• **Problem description**
Output every record exactly, and nothing more.
[Materials provided — start]
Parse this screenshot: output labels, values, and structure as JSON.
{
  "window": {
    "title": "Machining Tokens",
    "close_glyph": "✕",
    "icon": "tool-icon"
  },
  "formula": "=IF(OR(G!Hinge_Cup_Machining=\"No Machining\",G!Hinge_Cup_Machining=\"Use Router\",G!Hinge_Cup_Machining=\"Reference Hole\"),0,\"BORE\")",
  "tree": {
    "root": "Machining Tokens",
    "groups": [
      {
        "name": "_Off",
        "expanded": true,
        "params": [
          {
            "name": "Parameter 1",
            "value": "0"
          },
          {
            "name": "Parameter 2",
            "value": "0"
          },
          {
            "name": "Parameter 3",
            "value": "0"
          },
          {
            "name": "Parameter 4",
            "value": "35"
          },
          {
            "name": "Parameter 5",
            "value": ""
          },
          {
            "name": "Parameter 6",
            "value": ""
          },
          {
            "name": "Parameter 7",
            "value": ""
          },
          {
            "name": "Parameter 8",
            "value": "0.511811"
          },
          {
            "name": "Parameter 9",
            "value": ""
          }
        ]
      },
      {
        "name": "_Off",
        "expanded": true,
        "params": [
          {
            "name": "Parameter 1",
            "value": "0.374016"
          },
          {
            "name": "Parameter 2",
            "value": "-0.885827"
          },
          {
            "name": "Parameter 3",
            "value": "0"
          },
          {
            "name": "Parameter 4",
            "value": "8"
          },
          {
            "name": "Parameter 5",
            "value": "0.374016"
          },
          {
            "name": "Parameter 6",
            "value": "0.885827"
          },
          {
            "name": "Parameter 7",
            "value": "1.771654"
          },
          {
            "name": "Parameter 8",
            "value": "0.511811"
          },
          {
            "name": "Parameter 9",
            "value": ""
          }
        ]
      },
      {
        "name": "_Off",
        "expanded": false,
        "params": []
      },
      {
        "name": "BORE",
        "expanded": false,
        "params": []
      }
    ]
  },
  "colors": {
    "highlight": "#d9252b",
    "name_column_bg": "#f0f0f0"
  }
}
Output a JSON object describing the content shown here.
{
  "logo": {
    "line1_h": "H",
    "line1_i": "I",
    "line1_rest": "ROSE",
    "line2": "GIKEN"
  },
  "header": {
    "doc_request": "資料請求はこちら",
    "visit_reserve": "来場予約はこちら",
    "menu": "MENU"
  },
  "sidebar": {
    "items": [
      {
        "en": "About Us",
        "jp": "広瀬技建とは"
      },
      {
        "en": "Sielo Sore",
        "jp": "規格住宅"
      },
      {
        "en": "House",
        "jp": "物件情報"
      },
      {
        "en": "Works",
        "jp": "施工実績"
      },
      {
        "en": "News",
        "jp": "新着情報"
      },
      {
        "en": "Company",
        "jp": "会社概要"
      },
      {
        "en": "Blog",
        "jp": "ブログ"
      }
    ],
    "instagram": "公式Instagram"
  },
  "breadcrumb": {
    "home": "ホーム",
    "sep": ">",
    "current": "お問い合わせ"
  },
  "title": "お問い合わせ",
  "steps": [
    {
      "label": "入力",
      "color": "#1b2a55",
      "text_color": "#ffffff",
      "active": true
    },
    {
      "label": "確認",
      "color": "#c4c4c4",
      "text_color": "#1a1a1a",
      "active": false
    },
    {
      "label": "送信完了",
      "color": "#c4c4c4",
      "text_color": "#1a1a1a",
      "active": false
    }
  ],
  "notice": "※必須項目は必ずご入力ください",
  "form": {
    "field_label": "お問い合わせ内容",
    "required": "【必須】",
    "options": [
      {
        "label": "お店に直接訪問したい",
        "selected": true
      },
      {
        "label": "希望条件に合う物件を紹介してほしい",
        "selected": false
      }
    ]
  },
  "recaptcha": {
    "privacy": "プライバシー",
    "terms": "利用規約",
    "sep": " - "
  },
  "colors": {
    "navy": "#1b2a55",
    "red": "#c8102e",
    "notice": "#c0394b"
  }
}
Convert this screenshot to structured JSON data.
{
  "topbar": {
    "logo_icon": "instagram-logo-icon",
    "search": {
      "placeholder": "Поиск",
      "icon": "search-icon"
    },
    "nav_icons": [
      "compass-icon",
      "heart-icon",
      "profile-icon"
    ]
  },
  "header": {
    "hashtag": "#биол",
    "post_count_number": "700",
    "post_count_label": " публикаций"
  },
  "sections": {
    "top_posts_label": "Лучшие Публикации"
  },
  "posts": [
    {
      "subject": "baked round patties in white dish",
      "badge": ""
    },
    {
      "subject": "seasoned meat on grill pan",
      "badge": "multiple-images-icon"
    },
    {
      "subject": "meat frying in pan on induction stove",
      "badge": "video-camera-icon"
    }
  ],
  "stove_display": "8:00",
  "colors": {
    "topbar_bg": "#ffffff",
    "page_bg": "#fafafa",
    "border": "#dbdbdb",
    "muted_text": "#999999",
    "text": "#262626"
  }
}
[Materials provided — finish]
• **Response**
Parse this screenshot: output labels, values, and structure as JSON.
{
  "window": {
    "title": "Machining Tokens",
    "close_glyph": "✕",
    "icon": "tool-icon"
  },
  "formula": "=IF(OR(G!Hinge_Cup_Machining=\"No Machining\",G!Hinge_Cup_Machining=\"Use Router\",G!Hinge_Cup_Machining=\"Reference Hole\"),0,\"BORE\")",
  "tree": {
    "root": "Machining Tokens",
    "groups": [
      {
        "name": "_Off",
        "expanded": true,
        "params": [
          {
            "name": "Parameter 1",
            "value": "0"
          },
          {
            "name": "Parameter 2",
            "value": "0"
          },
          {
            "name": "Parameter 3",
            "value": "0"
          },
          {
            "name": "Parameter 4",
            "value": "35"
          },
          {
            "name": "Parameter 5",
            "value": ""
          },
          {
            "name": "Parameter 6",
            "value": ""
          },
          {
            "name": "Parameter 7",
            "value": ""
          },
          {
            "name": "Parameter 8",
            "value": "0.511811"
          },
          {
            "name": "Parameter 9",
            "value": ""
          }
        ]
      },
      {
        "name": "_Off",
        "expanded": true,
        "params": [
          {
            "name": "Parameter 1",
            "value": "0.374016"
          },
          {
            "name": "Parameter 2",
            "value": "-0.885827"
          },
          {
            "name": "Parameter 3",
            "value": "0"
          },
          {
            "name": "Parameter 4",
            "value": "8"
          },
          {
            "name": "Parameter 5",
            "value": "0.374016"
          },
          {
            "name": "Parameter 6",
            "value": "0.885827"
          },
          {
            "name": "Parameter 7",
            "value": "1.771654"
          },
          {
            "name": "Parameter 8",
            "value": "0.511811"
          },
          {
            "name": "Parameter 9",
            "value": ""
          }
        ]
      },
      {
        "name": "_Off",
        "expanded": false,
        "params": []
      },
      {
        "name": "BORE",
        "expanded": false,
        "params": []
      }
    ]
  },
  "colors": {
    "highlight": "#d9252b",
    "name_column_bg": "#f0f0f0"
  }
}
Output a JSON object describing the content shown here.
{
  "logo": {
    "line1_h": "H",
    "line1_i": "I",
    "line1_rest": "ROSE",
    "line2": "GIKEN"
  },
  "header": {
    "doc_request": "資料請求はこちら",
    "visit_reserve": "来場予約はこちら",
    "menu": "MENU"
  },
  "sidebar": {
    "items": [
      {
        "en": "About Us",
        "jp": "広瀬技建とは"
      },
      {
        "en": "Sielo Sore",
        "jp": "規格住宅"
      },
      {
        "en": "House",
        "jp": "物件情報"
      },
      {
        "en": "Works",
        "jp": "施工実績"
      },
      {
        "en": "News",
        "jp": "新着情報"
      },
      {
        "en": "Company",
        "jp": "会社概要"
      },
      {
        "en": "Blog",
        "jp": "ブログ"
      }
    ],
    "instagram": "公式Instagram"
  },
  "breadcrumb": {
    "home": "ホーム",
    "sep": ">",
    "current": "お問い合わせ"
  },
  "title": "お問い合わせ",
  "steps": [
    {
      "label": "入力",
      "color": "#1b2a55",
      "text_color": "#ffffff",
      "active": true
    },
    {
      "label": "確認",
      "color": "#c4c4c4",
      "text_color": "#1a1a1a",
      "active": false
    },
    {
      "label": "送信完了",
      "color": "#c4c4c4",
      "text_color": "#1a1a1a",
      "active": false
    }
  ],
  "notice": "※必須項目は必ずご入力ください",
  "form": {
    "field_label": "お問い合わせ内容",
    "required": "【必須】",
    "options": [
      {
        "label": "お店に直接訪問したい",
        "selected": true
      },
      {
        "label": "希望条件に合う物件を紹介してほしい",
        "selected": false
      }
    ]
  },
  "recaptcha": {
    "privacy": "プライバシー",
    "terms": "利用規約",
    "sep": " - "
  },
  "colors": {
    "navy": "#1b2a55",
    "red": "#c8102e",
    "notice": "#c0394b"
  }
}
Convert this screenshot to structured JSON data.
{
  "topbar": {
    "logo_icon": "instagram-logo-icon",
    "search": {
      "placeholder": "Поиск",
      "icon": "search-icon"
    },
    "nav_icons": [
      "compass-icon",
      "heart-icon",
      "profile-icon"
    ]
  },
  "header": {
    "hashtag": "#биол",
    "post_count_number": "700",
    "post_count_label": " публикаций"
  },
  "sections": {
    "top_posts_label": "Лучшие Публикации"
  },
  "posts": [
    {
      "subject": "baked round patties in white dish",
      "badge": ""
    },
    {
      "subject": "seasoned meat on grill pan",
      "badge": "multiple-images-icon"
    },
    {
      "subject": "meat frying in pan on induction stove",
      "badge": "video-camera-icon"
    }
  ],
  "stove_display": "8:00",
  "colors": {
    "topbar_bg": "#ffffff",
    "page_bg": "#fafafa",
    "border": "#dbdbdb",
    "muted_text": "#999999",
    "text": "#262626"
  }
}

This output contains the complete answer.